According to Markham, “The world might be said to be made up of that which is relatively measurable and that which is relatively unmeasurable. Different schools of thinking place different levels of emphasis on the very measurable and the very unmeasurable”.
Qualitative research methodology unlike quantitative research is used to find out about people’s feelings, opinions, behaviours, reasons for behaviours, attitudes & beliefs.
This paper aims to review and compare three of the qualitative research methodologies: Interpretative Phenomenological Analysis (IPA), Discourse Analysis (DA) and Grounded Theory (GT), and identify how they can be applied in coaching research.
Interpretative Phenomenological Analysis (IPA)
Interpretative phenomenological analysis (IPA) is an experiential qualitative methodology developed by Jonathan Smith, for use in new psychology research areas such as health psychology.
Shaw (2010) states that, “The central objective of IPA is to understand what personal & social experiences mean to the people who experience them”. This is achieved through the exploration of the participants experiences from their own personal perspective, the process that they use to make sense of the experiences and the meaning that they attach to their experiences.
IPA acknowledges that this exploration cannot be achieved independent of the researchers own perceptions and view of the world. The result is that IPA presents the researcher’s interpretation of the participant’s experience.
IPA uses open and non-directive questions within semi-structured interviews, or diary work (written, audio or video) with the researchers using the actual transcript to perform the analysis.
Discourse Analysis (DA)
“. . . an analysis of discourse is a scholarly analysis only when it is based on more or less explicit concerns, methods or theories. Merely making “common sense” comments on a piece of text or talk will seldom suffice in such a case. Indeed, the whole point should be to provide insights into structure, strategies or other properties of discourse that could not readily be given by naïve recipients”.
Discourse Analysis is a research methodology used within health psychology to explore the use of language through the analysis of the written, spoken and signed language, whilst acknowledging that the researchers viewpoint or discourse is also in play.

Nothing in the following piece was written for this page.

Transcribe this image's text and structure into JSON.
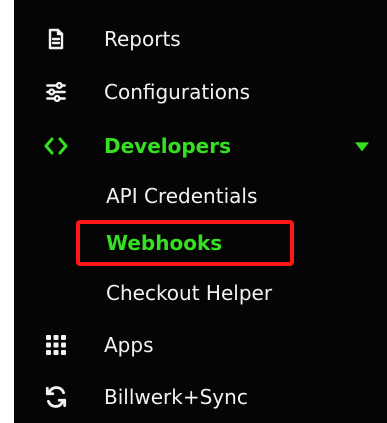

Whilst Gee, theorises that DA involves the analysis of the seven building task of language construction; significance, activities, identities, relationships, politics, connections, and sign systems and knowledge.
Willig, proposes that DA aims to enable the researcher to understand how the participants construct their own personal reality of everyday situations and requires analysis of text, deconstructing the text into themes, or discourses, focusing on whether the themes are self-related or participant-subjective.
Grounded Theory (GT)
"Theory which is derived inductively...